Enzi was old school about understanding the need for reporters to do their work to inform people in their home state. He understood what it was like to work for a living.
Enzi had worked as an accountant and shoe salesman before getting involved with politics and government. Once he discovered I was an old “shoe dog” — I sold shoes in college and again for a time in the late 1980s — we forged a quick bond.
Once, I was trying to obtain the salary of the superintendent of Grand Teton National Park. A staff member refused to release this piece of public information.
I let Sen. Enzi’s office know about this and within a day, had the figure. That was how he operated.

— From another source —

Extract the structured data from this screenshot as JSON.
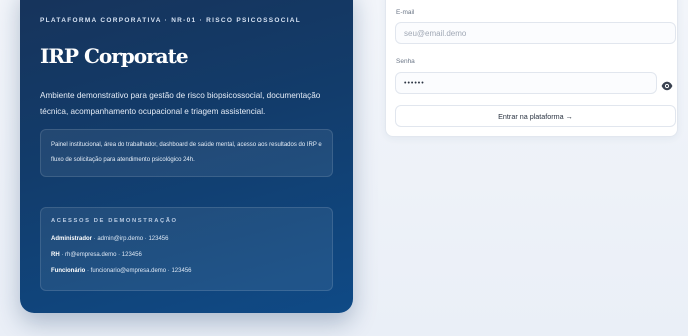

I interviewed him several times, had dinner with him once and chatted with him at several events. He gained respect by being knowledgeable, humble and friendly, which goes over big in Wyoming, a big state with fewer than 600,000 people.
Plus, he was just a good guy. That’s why people are so stunned by his death when he finally had free time to enjoy with his family and friends.
In 2013, Liz Cheney, the daughter of former Vice President Dick Cheney, decided to challenge Enzi in a 2013 primary.
I covered that race closely, interviewing both Enzi and Liz Cheney. He seemed calm, far from intimidated by this looming party battle. Cheney, on the other hand, was a nervous candidate, not nearly as relaxed when shaking hands and talking with voters.
Her campaign was a disaster, with fumbles and self-inflicted errors filling newspapers and TV reports. By the end of 2013, she dropped out and Enzi breezed to a fourth term in 2014.
In 2016, she ran for the House of Representatives and ended up serving in Congress with Enzi. As was typical, he was gracious to the woman who had tried to end his career.
His farewell speech in the Senate is classic Enzi, low-key, funny and sincere. He offered wise counsel to his fellow senators, and to the nation.
“There’s a lot of vitriol in our politics and our world right now, but you can stay true to what you believe in without treating others badly,” Enzi said. “Nothing gets done when we’re just telling each other how wrong we are.”
We could use a lot more Mike Enzis right now.
(Longtime journalist Tom Lawrence of Sioux Falls, South Dakota, was the managing editor of the Powell Tribune in 2013-15. He now works as a freelance writer, including for the blog The South Dakota Standard, online at www.sdstandardnow.com.)